> DATA FOR PROCESSING
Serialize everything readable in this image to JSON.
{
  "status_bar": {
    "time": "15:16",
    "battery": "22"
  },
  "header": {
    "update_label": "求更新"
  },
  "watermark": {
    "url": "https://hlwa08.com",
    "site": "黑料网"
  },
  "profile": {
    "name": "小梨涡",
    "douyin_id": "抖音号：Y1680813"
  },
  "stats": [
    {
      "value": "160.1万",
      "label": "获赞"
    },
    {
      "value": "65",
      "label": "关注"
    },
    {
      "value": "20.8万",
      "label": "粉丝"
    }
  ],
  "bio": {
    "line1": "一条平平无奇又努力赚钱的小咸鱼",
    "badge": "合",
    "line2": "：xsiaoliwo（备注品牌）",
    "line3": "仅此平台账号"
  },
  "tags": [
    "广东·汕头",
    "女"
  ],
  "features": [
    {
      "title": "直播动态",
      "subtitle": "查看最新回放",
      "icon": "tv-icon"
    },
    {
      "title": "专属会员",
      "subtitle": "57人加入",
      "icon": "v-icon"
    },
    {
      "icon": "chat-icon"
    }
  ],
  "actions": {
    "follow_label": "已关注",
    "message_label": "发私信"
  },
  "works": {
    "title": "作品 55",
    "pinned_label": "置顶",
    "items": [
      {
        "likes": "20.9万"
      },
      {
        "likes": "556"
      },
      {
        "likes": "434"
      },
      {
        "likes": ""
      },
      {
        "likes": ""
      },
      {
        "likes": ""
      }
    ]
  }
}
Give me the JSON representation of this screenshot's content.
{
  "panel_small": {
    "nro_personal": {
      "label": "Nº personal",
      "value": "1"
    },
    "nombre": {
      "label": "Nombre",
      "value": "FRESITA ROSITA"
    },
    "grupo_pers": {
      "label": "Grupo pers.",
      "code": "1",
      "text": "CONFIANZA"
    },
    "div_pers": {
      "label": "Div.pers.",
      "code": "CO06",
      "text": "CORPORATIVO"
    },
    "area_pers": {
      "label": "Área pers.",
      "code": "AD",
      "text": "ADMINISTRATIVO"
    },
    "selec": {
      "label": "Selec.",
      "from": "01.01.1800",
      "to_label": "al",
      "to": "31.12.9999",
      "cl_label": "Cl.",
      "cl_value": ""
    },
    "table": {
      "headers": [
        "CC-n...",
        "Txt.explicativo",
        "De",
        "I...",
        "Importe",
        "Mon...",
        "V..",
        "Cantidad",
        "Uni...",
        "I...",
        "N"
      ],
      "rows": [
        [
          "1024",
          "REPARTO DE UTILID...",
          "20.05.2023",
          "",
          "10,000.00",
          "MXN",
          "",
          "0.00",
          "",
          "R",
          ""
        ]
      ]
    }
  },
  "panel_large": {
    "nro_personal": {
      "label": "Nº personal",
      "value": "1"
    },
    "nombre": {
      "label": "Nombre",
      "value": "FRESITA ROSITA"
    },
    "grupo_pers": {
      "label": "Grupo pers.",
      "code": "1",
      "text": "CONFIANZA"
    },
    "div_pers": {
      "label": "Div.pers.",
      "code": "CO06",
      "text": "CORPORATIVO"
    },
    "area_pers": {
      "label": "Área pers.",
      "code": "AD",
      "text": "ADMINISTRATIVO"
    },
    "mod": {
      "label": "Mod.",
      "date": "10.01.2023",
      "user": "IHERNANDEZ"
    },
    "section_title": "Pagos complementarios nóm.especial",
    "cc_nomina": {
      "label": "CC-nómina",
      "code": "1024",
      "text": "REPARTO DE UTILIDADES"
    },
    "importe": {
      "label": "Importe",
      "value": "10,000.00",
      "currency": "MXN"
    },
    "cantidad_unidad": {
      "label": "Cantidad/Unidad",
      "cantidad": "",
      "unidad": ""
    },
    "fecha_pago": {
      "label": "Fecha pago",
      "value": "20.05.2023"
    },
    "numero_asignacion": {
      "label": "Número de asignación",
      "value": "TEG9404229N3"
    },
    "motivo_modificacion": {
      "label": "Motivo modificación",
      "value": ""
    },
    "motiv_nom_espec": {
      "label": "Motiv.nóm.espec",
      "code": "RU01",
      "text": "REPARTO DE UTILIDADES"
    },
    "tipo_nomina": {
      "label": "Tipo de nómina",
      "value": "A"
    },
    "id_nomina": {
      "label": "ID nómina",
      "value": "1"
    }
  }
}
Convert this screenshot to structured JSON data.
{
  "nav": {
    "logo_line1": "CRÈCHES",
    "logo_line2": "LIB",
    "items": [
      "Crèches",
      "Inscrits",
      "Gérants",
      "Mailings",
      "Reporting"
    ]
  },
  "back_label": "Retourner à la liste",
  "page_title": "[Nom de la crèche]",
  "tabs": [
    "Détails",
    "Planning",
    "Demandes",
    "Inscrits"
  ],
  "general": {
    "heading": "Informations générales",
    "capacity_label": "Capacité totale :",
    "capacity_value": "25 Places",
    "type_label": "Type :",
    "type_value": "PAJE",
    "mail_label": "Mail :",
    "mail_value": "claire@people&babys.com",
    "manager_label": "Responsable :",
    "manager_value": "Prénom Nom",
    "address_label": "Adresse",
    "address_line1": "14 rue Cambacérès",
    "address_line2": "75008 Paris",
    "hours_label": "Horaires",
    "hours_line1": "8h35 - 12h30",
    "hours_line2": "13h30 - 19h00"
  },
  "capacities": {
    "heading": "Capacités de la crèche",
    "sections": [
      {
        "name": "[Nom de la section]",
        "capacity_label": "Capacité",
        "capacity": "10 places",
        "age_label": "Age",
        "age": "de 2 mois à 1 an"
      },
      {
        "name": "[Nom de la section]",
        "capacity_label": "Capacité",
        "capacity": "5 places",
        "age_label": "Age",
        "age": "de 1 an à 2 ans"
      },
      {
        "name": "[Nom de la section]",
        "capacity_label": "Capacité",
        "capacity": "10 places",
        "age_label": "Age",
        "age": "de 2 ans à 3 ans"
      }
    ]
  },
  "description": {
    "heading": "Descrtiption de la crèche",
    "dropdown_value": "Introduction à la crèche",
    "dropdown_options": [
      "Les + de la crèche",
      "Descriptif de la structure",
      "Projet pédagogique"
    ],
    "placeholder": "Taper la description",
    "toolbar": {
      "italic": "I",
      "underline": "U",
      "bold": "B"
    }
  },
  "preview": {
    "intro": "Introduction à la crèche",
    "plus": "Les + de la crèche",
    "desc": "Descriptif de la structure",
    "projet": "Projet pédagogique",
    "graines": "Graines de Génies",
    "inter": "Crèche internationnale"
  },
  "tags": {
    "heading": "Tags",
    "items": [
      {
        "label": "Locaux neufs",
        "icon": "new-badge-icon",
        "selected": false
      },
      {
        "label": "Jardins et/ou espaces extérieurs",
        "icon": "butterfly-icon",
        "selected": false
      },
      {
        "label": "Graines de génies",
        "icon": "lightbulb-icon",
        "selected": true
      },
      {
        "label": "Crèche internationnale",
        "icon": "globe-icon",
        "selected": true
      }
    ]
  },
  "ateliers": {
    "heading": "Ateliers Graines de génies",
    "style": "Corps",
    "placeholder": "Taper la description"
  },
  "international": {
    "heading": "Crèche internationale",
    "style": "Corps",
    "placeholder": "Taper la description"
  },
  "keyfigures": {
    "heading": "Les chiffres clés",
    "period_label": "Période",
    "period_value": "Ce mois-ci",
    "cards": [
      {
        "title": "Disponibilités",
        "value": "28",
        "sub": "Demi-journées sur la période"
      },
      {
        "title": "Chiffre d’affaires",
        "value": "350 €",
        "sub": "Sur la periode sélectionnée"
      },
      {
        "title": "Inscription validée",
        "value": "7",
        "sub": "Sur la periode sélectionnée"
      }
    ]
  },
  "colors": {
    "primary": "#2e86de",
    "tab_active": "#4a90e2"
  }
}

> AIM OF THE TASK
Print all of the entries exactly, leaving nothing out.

> RESULT OF THE EXERCISE
Serialize everything readable in this image to JSON.
{
  "status_bar": {
    "time": "15:16",
    "battery": "22"
  },
  "header": {
    "update_label": "求更新"
  },
  "watermark": {
    "url": "https://hlwa08.com",
    "site": "黑料网"
  },
  "profile": {
    "name": "小梨涡",
    "douyin_id": "抖音号：Y1680813"
  },
  "stats": [
    {
      "value": "160.1万",
      "label": "获赞"
    },
    {
      "value": "65",
      "label": "关注"
    },
    {
      "value": "20.8万",
      "label": "粉丝"
    }
  ],
  "bio": {
    "line1": "一条平平无奇又努力赚钱的小咸鱼",
    "badge": "合",
    "line2": "：xsiaoliwo（备注品牌）",
    "line3": "仅此平台账号"
  },
  "tags": [
    "广东·汕头",
    "女"
  ],
  "features": [
    {
      "title": "直播动态",
      "subtitle": "查看最新回放",
      "icon": "tv-icon"
    },
    {
      "title": "专属会员",
      "subtitle": "57人加入",
      "icon": "v-icon"
    },
    {
      "icon": "chat-icon"
    }
  ],
  "actions": {
    "follow_label": "已关注",
    "message_label": "发私信"
  },
  "works": {
    "title": "作品 55",
    "pinned_label": "置顶",
    "items": [
      {
        "likes": "20.9万"
      },
      {
        "likes": "556"
      },
      {
        "likes": "434"
      },
      {
        "likes": ""
      },
      {
        "likes": ""
      },
      {
        "likes": ""
      }
    ]
  }
}
Give me the JSON representation of this screenshot's content.
{
  "panel_small": {
    "nro_personal": {
      "label": "Nº personal",
      "value": "1"
    },
    "nombre": {
      "label": "Nombre",
      "value": "FRESITA ROSITA"
    },
    "grupo_pers": {
      "label": "Grupo pers.",
      "code": "1",
      "text": "CONFIANZA"
    },
    "div_pers": {
      "label": "Div.pers.",
      "code": "CO06",
      "text": "CORPORATIVO"
    },
    "area_pers": {
      "label": "Área pers.",
      "code": "AD",
      "text": "ADMINISTRATIVO"
    },
    "selec": {
      "label": "Selec.",
      "from": "01.01.1800",
      "to_label": "al",
      "to": "31.12.9999",
      "cl_label": "Cl.",
      "cl_value": ""
    },
    "table": {
      "headers": [
        "CC-n...",
        "Txt.explicativo",
        "De",
        "I...",
        "Importe",
        "Mon...",
        "V..",
        "Cantidad",
        "Uni...",
        "I...",
        "N"
      ],
      "rows": [
        [
          "1024",
          "REPARTO DE UTILID...",
          "20.05.2023",
          "",
          "10,000.00",
          "MXN",
          "",
          "0.00",
          "",
          "R",
          ""
        ]
      ]
    }
  },
  "panel_large": {
    "nro_personal": {
      "label": "Nº personal",
      "value": "1"
    },
    "nombre": {
      "label": "Nombre",
      "value": "FRESITA ROSITA"
    },
    "grupo_pers": {
      "label": "Grupo pers.",
      "code": "1",
      "text": "CONFIANZA"
    },
    "div_pers": {
      "label": "Div.pers.",
      "code": "CO06",
      "text": "CORPORATIVO"
    },
    "area_pers": {
      "label": "Área pers.",
      "code": "AD",
      "text": "ADMINISTRATIVO"
    },
    "mod": {
      "label": "Mod.",
      "date": "10.01.2023",
      "user": "IHERNANDEZ"
    },
    "section_title": "Pagos complementarios nóm.especial",
    "cc_nomina": {
      "label": "CC-nómina",
      "code": "1024",
      "text": "REPARTO DE UTILIDADES"
    },
    "importe": {
      "label": "Importe",
      "value": "10,000.00",
      "currency": "MXN"
    },
    "cantidad_unidad": {
      "label": "Cantidad/Unidad",
      "cantidad": "",
      "unidad": ""
    },
    "fecha_pago": {
      "label": "Fecha pago",
      "value": "20.05.2023"
    },
    "numero_asignacion": {
      "label": "Número de asignación",
      "value": "TEG9404229N3"
    },
    "motivo_modificacion": {
      "label": "Motivo modificación",
      "value": ""
    },
    "motiv_nom_espec": {
      "label": "Motiv.nóm.espec",
      "code": "RU01",
      "text": "REPARTO DE UTILIDADES"
    },
    "tipo_nomina": {
      "label": "Tipo de nómina",
      "value": "A"
    },
    "id_nomina": {
      "label": "ID nómina",
      "value": "1"
    }
  }
}
Convert this screenshot to structured JSON data.
{
  "nav": {
    "logo_line1": "CRÈCHES",
    "logo_line2": "LIB",
    "items": [
      "Crèches",
      "Inscrits",
      "Gérants",
      "Mailings",
      "Reporting"
    ]
  },
  "back_label": "Retourner à la liste",
  "page_title": "[Nom de la crèche]",
  "tabs": [
    "Détails",
    "Planning",
    "Demandes",
    "Inscrits"
  ],
  "general": {
    "heading": "Informations générales",
    "capacity_label": "Capacité totale :",
    "capacity_value": "25 Places",
    "type_label": "Type :",
    "type_value": "PAJE",
    "mail_label": "Mail :",
    "mail_value": "claire@people&babys.com",
    "manager_label": "Responsable :",
    "manager_value": "Prénom Nom",
    "address_label": "Adresse",
    "address_line1": "14 rue Cambacérès",
    "address_line2": "75008 Paris",
    "hours_label": "Horaires",
    "hours_line1": "8h35 - 12h30",
    "hours_line2": "13h30 - 19h00"
  },
  "capacities": {
    "heading": "Capacités de la crèche",
    "sections": [
      {
        "name": "[Nom de la section]",
        "capacity_label": "Capacité",
        "capacity": "10 places",
        "age_label": "Age",
        "age": "de 2 mois à 1 an"
      },
      {
        "name": "[Nom de la section]",
        "capacity_label": "Capacité",
        "capacity": "5 places",
        "age_label": "Age",
        "age": "de 1 an à 2 ans"
      },
      {
        "name": "[Nom de la section]",
        "capacity_label": "Capacité",
        "capacity": "10 places",
        "age_label": "Age",
        "age": "de 2 ans à 3 ans"
      }
    ]
  },
  "description": {
    "heading": "Descrtiption de la crèche",
    "dropdown_value": "Introduction à la crèche",
    "dropdown_options": [
      "Les + de la crèche",
      "Descriptif de la structure",
      "Projet pédagogique"
    ],
    "placeholder": "Taper la description",
    "toolbar": {
      "italic": "I",
      "underline": "U",
      "bold": "B"
    }
  },
  "preview": {
    "intro": "Introduction à la crèche",
    "plus": "Les + de la crèche",
    "desc": "Descriptif de la structure",
    "projet": "Projet pédagogique",
    "graines": "Graines de Génies",
    "inter": "Crèche internationnale"
  },
  "tags": {
    "heading": "Tags",
    "items": [
      {
        "label": "Locaux neufs",
        "icon": "new-badge-icon",
        "selected": false
      },
      {
        "label": "Jardins et/ou espaces extérieurs",
        "icon": "butterfly-icon",
        "selected": false
      },
      {
        "label": "Graines de génies",
        "icon": "lightbulb-icon",
        "selected": true
      },
      {
        "label": "Crèche internationnale",
        "icon": "globe-icon",
        "selected": true
      }
    ]
  },
  "ateliers": {
    "heading": "Ateliers Graines de génies",
    "style": "Corps",
    "placeholder": "Taper la description"
  },
  "international": {
    "heading": "Crèche internationale",
    "style": "Corps",
    "placeholder": "Taper la description"
  },
  "keyfigures": {
    "heading": "Les chiffres clés",
    "period_label": "Période",
    "period_value": "Ce mois-ci",
    "cards": [
      {
        "title": "Disponibilités",
        "value": "28",
        "sub": "Demi-journées sur la période"
      },
      {
        "title": "Chiffre d’affaires",
        "value": "350 €",
        "sub": "Sur la periode sélectionnée"
      },
      {
        "title": "Inscription validée",
        "value": "7",
        "sub": "Sur la periode sélectionnée"
      }
    ]
  },
  "colors": {
    "primary": "#2e86de",
    "tab_active": "#4a90e2"
  }
}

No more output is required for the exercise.